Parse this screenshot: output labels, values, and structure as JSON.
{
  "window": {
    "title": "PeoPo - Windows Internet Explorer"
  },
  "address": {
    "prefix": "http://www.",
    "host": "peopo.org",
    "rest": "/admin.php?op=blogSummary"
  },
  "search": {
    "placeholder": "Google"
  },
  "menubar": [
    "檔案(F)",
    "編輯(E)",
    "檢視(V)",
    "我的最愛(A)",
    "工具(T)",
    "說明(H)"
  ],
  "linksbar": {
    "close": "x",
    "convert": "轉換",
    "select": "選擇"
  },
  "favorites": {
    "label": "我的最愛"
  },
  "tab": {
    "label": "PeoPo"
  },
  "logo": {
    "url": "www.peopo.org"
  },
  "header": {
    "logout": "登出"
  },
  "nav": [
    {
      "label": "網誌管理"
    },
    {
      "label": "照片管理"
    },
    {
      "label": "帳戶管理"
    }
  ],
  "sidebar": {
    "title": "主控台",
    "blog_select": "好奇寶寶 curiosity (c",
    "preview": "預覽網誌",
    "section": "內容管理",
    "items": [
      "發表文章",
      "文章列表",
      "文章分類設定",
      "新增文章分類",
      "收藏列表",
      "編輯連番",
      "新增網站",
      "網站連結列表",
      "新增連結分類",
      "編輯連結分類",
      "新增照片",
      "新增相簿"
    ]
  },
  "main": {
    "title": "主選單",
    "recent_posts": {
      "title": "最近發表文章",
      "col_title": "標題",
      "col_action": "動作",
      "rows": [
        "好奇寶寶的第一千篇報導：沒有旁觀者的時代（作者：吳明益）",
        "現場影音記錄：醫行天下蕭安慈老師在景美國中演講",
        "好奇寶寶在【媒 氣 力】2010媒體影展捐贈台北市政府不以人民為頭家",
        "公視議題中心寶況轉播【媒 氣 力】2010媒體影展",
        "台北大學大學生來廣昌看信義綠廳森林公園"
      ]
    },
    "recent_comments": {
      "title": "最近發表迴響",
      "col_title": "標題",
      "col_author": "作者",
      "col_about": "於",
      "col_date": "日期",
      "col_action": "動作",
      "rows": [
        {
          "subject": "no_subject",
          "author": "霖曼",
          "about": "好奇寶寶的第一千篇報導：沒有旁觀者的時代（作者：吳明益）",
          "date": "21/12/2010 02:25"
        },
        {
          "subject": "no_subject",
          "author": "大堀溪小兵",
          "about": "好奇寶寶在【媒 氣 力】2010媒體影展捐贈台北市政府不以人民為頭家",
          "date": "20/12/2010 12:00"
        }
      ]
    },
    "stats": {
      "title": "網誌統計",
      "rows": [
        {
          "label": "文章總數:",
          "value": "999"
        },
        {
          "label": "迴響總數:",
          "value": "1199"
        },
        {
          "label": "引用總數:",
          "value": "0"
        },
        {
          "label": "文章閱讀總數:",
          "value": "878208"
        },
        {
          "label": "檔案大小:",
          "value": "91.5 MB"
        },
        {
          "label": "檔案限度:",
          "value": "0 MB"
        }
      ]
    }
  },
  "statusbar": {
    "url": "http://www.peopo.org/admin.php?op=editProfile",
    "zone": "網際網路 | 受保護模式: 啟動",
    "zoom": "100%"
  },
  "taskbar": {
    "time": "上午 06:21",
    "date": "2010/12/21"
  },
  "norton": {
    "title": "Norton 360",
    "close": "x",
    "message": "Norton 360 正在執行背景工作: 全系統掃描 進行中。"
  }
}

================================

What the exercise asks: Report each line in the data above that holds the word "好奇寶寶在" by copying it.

Task output:
        "好奇寶寶在【媒 氣 力】2010媒體影展捐贈台北市政府不以人民為頭家",
          "about": "好奇寶寶在【媒 氣 力】2010媒體影展捐贈台北市政府不以人民為頭家",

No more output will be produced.